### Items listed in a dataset

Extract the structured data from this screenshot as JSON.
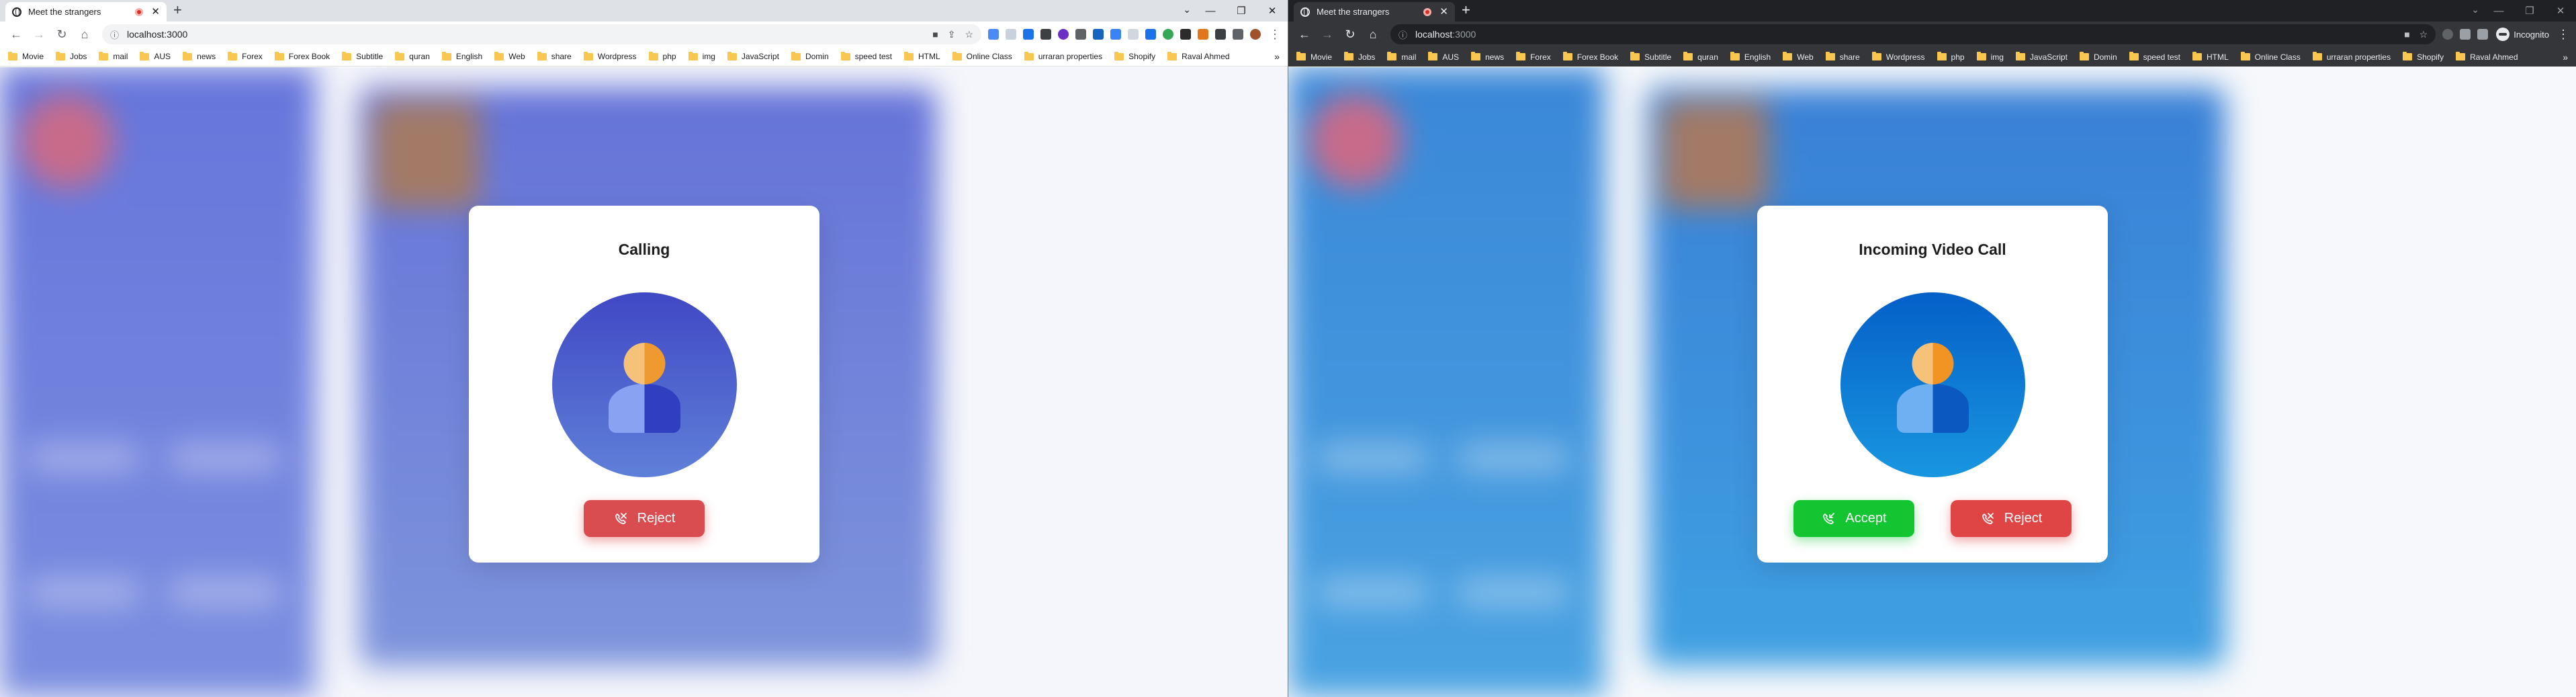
{
  "browser": {
    "tab_title": "Meet the strangers",
    "url_host": "localhost",
    "url_port": ":3000",
    "incognito_label": "Incognito",
    "bookmarks": [
      "Movie",
      "Jobs",
      "mail",
      "AUS",
      "news",
      "Forex",
      "Forex Book",
      "Subtitle",
      "quran",
      "English",
      "Web",
      "share",
      "Wordpress",
      "php",
      "img",
      "JavaScript",
      "Domin",
      "speed test",
      "HTML",
      "Online Class",
      "urraran properties",
      "Shopify",
      "Raval Ahmed"
    ]
  },
  "left": {
    "dialog_title": "Calling",
    "reject_label": "Reject"
  },
  "right": {
    "dialog_title": "Incoming Video Call",
    "accept_label": "Accept",
    "reject_label": "Reject"
  },
  "colors": {
    "reject": "#e04545",
    "accept": "#12c531",
    "left_avatar_bg": "#4048c4",
    "right_avatar_bg": "#0460c8",
    "user_head": "#f2a542",
    "user_body_light": "#7f9cf0",
    "user_body_dark": "#3445c8"
  },
  "icons": [
    "globe-icon",
    "record-icon",
    "close-icon",
    "plus-icon",
    "back-icon",
    "forward-icon",
    "reload-icon",
    "home-icon",
    "info-icon",
    "camera-icon",
    "share-icon",
    "star-icon",
    "extensions-icon",
    "menu-icon",
    "folder-icon",
    "user-avatar-icon",
    "phone-reject-icon",
    "phone-accept-icon"
  ]
}
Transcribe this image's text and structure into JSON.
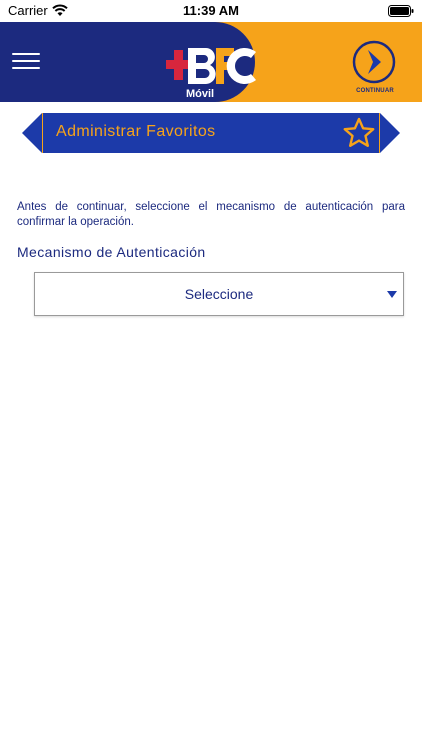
{
  "status_bar": {
    "carrier": "Carrier",
    "time": "11:39 AM"
  },
  "header": {
    "logo_text": "Móvil",
    "continue_label": "CONTINUAR",
    "icons": {
      "menu": "hamburger-icon",
      "continue": "chevron-right-circle-icon"
    }
  },
  "banner": {
    "title": "Administrar Favoritos",
    "icon": "star-icon"
  },
  "form": {
    "instructions": "Antes de continuar, seleccione el mecanismo de autenticación para confirmar la operación.",
    "field_label": "Mecanismo de Autenticación",
    "select_value": "Seleccione"
  },
  "colors": {
    "navy": "#1c2a7f",
    "blue": "#1c3aa9",
    "orange": "#f6a31a",
    "red": "#d7263d"
  }
}
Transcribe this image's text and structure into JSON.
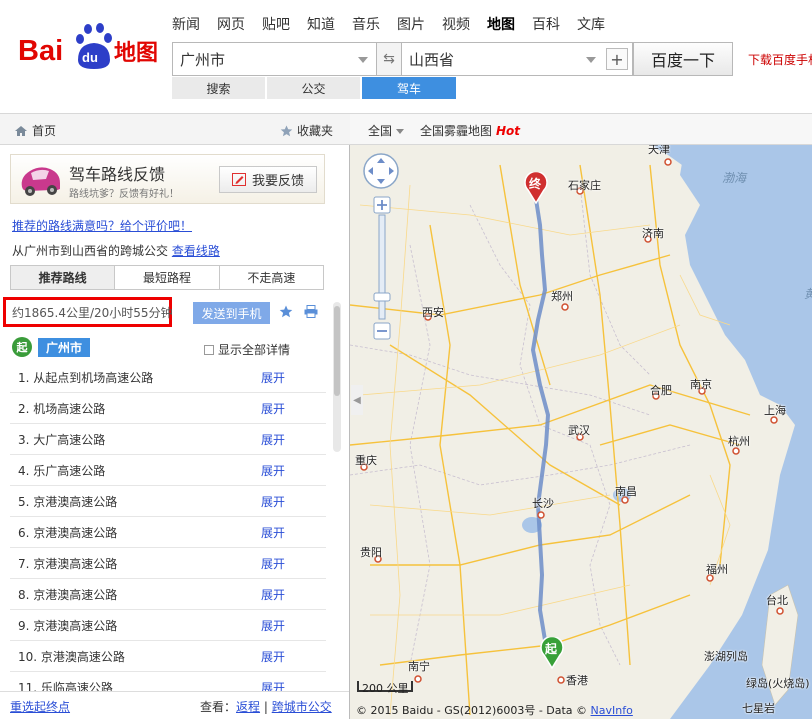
{
  "header": {
    "logo_text": "Bai du 地图",
    "nav": [
      "新闻",
      "网页",
      "贴吧",
      "知道",
      "音乐",
      "图片",
      "视频",
      "地图",
      "百科",
      "文库"
    ],
    "active_nav": "地图",
    "from": "广州市",
    "to": "山西省",
    "go": "百度一下",
    "download": "下载百度手机",
    "mode_tabs": [
      "搜索",
      "公交",
      "驾车"
    ],
    "active_mode": "驾车"
  },
  "toolbar": {
    "home": "首页",
    "fav": "收藏夹",
    "nation": "全国",
    "smog": "全国雾霾地图",
    "hot": "Hot"
  },
  "left": {
    "feedback_title": "驾车路线反馈",
    "feedback_sub": "路线坑爹？反馈有好礼！",
    "feedback_btn": "我要反馈",
    "rate_link": "推荐的路线满意吗？给个评价吧！",
    "cross_text": "从广州市到山西省的跨城公交",
    "cross_link": "查看线路",
    "route_tabs": [
      "推荐路线",
      "最短路程",
      "不走高速"
    ],
    "active_route": "推荐路线",
    "summary": "约1865.4公里/20小时55分钟",
    "send": "发送到手机",
    "start_badge": "起",
    "start_city": "广州市",
    "show_all": "显示全部详情",
    "steps": [
      {
        "text": "1.  从起点到机场高速公路",
        "expand": "展开"
      },
      {
        "text": "2.  机场高速公路",
        "expand": "展开"
      },
      {
        "text": "3.  大广高速公路",
        "expand": "展开"
      },
      {
        "text": "4.  乐广高速公路",
        "expand": "展开"
      },
      {
        "text": "5.  京港澳高速公路",
        "expand": "展开"
      },
      {
        "text": "6.  京港澳高速公路",
        "expand": "展开"
      },
      {
        "text": "7.  京港澳高速公路",
        "expand": "展开"
      },
      {
        "text": "8.  京港澳高速公路",
        "expand": "展开"
      },
      {
        "text": "9.  京港澳高速公路",
        "expand": "展开"
      },
      {
        "text": "10. 京港澳高速公路",
        "expand": "展开"
      },
      {
        "text": "11. 乐临高速公路",
        "expand": "展开"
      }
    ],
    "reset": "重选起终点",
    "look_label": "查看：",
    "back": "返程",
    "city_bus": "跨城市公交"
  },
  "map": {
    "scale": "200 公里",
    "copyright": "© 2015 Baidu - GS(2012)6003号 - Data © ",
    "navinfo": "NavInfo",
    "end_badge": "终",
    "start_badge": "起",
    "cities": [
      {
        "name": "天津"
      },
      {
        "name": "石家庄"
      },
      {
        "name": "济南"
      },
      {
        "name": "郑州"
      },
      {
        "name": "西安"
      },
      {
        "name": "合肥"
      },
      {
        "name": "南京"
      },
      {
        "name": "上海"
      },
      {
        "name": "武汉"
      },
      {
        "name": "杭州"
      },
      {
        "name": "重庆"
      },
      {
        "name": "长沙"
      },
      {
        "name": "南昌"
      },
      {
        "name": "贵阳"
      },
      {
        "name": "福州"
      },
      {
        "name": "台北"
      },
      {
        "name": "南宁"
      },
      {
        "name": "香港"
      },
      {
        "name": "澎湖列岛"
      },
      {
        "name": "绿岛(火烧岛)"
      },
      {
        "name": "七星岩"
      }
    ],
    "seas": [
      "渤海",
      "黄"
    ],
    "colors": {
      "water": "#aac6e8",
      "land": "#f1efe6",
      "highway": "#f6c23c",
      "route": "#6d8dc8"
    }
  }
}
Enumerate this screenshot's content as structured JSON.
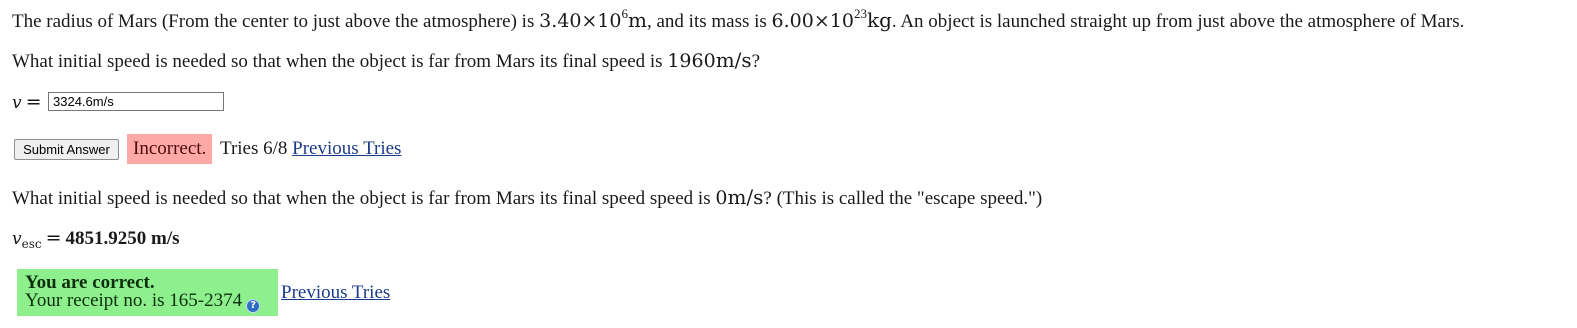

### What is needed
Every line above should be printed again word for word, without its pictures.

### Output for this exercise
Extract the structured data from this screenshot as JSON.
{
  "browser": {
    "tab_title": "Meet the strangers",
    "url_host": "localhost",
    "url_port": ":3000",
    "incognito_label": "Incognito",
    "bookmarks": [
      "Movie",
      "Jobs",
      "mail",
      "AUS",
      "news",
      "Forex",
      "Forex Book",
      "Subtitle",
      "quran",
      "English",
      "Web",
      "share",
      "Wordpress",
      "php",
      "img",
      "JavaScript",
      "Domin",
      "speed test",
      "HTML",
      "Online Class",
      "urraran properties",
      "Shopify",
      "Raval Ahmed"
    ]
  },
  "left": {
    "dialog_title": "Calling",
    "reject_label": "Reject"
  },
  "right": {
    "dialog_title": "Incoming Video Call",
    "accept_label": "Accept",
    "reject_label": "Reject"
  },
  "colors": {
    "reject": "#e04545",
    "accept": "#12c531",
    "left_avatar_bg": "#4048c4",
    "right_avatar_bg": "#0460c8",
    "user_head": "#f2a542",
    "user_body_light": "#7f9cf0",
    "user_body_dark": "#3445c8"
  },
  "icons": [
    "globe-icon",
    "record-icon",
    "close-icon",
    "plus-icon",
    "back-icon",
    "forward-icon",
    "reload-icon",
    "home-icon",
    "info-icon",
    "camera-icon",
    "share-icon",
    "star-icon",
    "extensions-icon",
    "menu-icon",
    "folder-icon",
    "user-avatar-icon",
    "phone-reject-icon",
    "phone-accept-icon"
  ]
}
Transcribe this image's text and structure into JSON.
{
  "status_bar": {
    "carrier": "Carrier",
    "time": "11:39 AM"
  },
  "header": {
    "logo_text": "Móvil",
    "continue_label": "CONTINUAR",
    "icons": {
      "menu": "hamburger-icon",
      "continue": "chevron-right-circle-icon"
    }
  },
  "banner": {
    "title": "Administrar Favoritos",
    "icon": "star-icon"
  },
  "form": {
    "instructions": "Antes de continuar, seleccione el mecanismo de autenticación para confirmar la operación.",
    "field_label": "Mecanismo de Autenticación",
    "select_value": "Seleccione"
  },
  "colors": {
    "navy": "#1c2a7f",
    "blue": "#1c3aa9",
    "orange": "#f6a31a",
    "red": "#d7263d"
  }
}
Transcribe this image's text and structure into JSON.
{
  "header": {
    "logo_text": "Bai du 地图",
    "nav": [
      "新闻",
      "网页",
      "贴吧",
      "知道",
      "音乐",
      "图片",
      "视频",
      "地图",
      "百科",
      "文库"
    ],
    "active_nav": "地图",
    "from": "广州市",
    "to": "山西省",
    "go": "百度一下",
    "download": "下载百度手机",
    "mode_tabs": [
      "搜索",
      "公交",
      "驾车"
    ],
    "active_mode": "驾车"
  },
  "toolbar": {
    "home": "首页",
    "fav": "收藏夹",
    "nation": "全国",
    "smog": "全国雾霾地图",
    "hot": "Hot"
  },
  "left": {
    "feedback_title": "驾车路线反馈",
    "feedback_sub": "路线坑爹？反馈有好礼！",
    "feedback_btn": "我要反馈",
    "rate_link": "推荐的路线满意吗？给个评价吧！",
    "cross_text": "从广州市到山西省的跨城公交",
    "cross_link": "查看线路",
    "route_tabs": [
      "推荐路线",
      "最短路程",
      "不走高速"
    ],
    "active_route": "推荐路线",
    "summary": "约1865.4公里/20小时55分钟",
    "send": "发送到手机",
    "start_badge": "起",
    "start_city": "广州市",
    "show_all": "显示全部详情",
    "steps": [
      {
        "text": "1.  从起点到机场高速公路",
        "expand": "展开"
      },
      {
        "text": "2.  机场高速公路",
        "expand": "展开"
      },
      {
        "text": "3.  大广高速公路",
        "expand": "展开"
      },
      {
        "text": "4.  乐广高速公路",
        "expand": "展开"
      },
      {
        "text": "5.  京港澳高速公路",
        "expand": "展开"
      },
      {
        "text": "6.  京港澳高速公路",
        "expand": "展开"
      },
      {
        "text": "7.  京港澳高速公路",
        "expand": "展开"
      },
      {
        "text": "8.  京港澳高速公路",
        "expand": "展开"
      },
      {
        "text": "9.  京港澳高速公路",
        "expand": "展开"
      },
      {
        "text": "10. 京港澳高速公路",
        "expand": "展开"
      },
      {
        "text": "11. 乐临高速公路",
        "expand": "展开"
      }
    ],
    "reset": "重选起终点",
    "look_label": "查看：",
    "back": "返程",
    "city_bus": "跨城市公交"
  },
  "map": {
    "scale": "200 公里",
    "copyright": "© 2015 Baidu - GS(2012)6003号 - Data © ",
    "navinfo": "NavInfo",
    "end_badge": "终",
    "start_badge": "起",
    "cities": [
      {
        "name": "天津"
      },
      {
        "name": "石家庄"
      },
      {
        "name": "济南"
      },
      {
        "name": "郑州"
      },
      {
        "name": "西安"
      },
      {
        "name": "合肥"
      },
      {
        "name": "南京"
      },
      {
        "name": "上海"
      },
      {
        "name": "武汉"
      },
      {
        "name": "杭州"
      },
      {
        "name": "重庆"
      },
      {
        "name": "长沙"
      },
      {
        "name": "南昌"
      },
      {
        "name": "贵阳"
      },
      {
        "name": "福州"
      },
      {
        "name": "台北"
      },
      {
        "name": "南宁"
      },
      {
        "name": "香港"
      },
      {
        "name": "澎湖列岛"
      },
      {
        "name": "绿岛(火烧岛)"
      },
      {
        "name": "七星岩"
      }
    ],
    "seas": [
      "渤海",
      "黄"
    ],
    "colors": {
      "water": "#aac6e8",
      "land": "#f1efe6",
      "highway": "#f6c23c",
      "route": "#6d8dc8"
    }
  }
}
Enumerate this screenshot's content as structured JSON.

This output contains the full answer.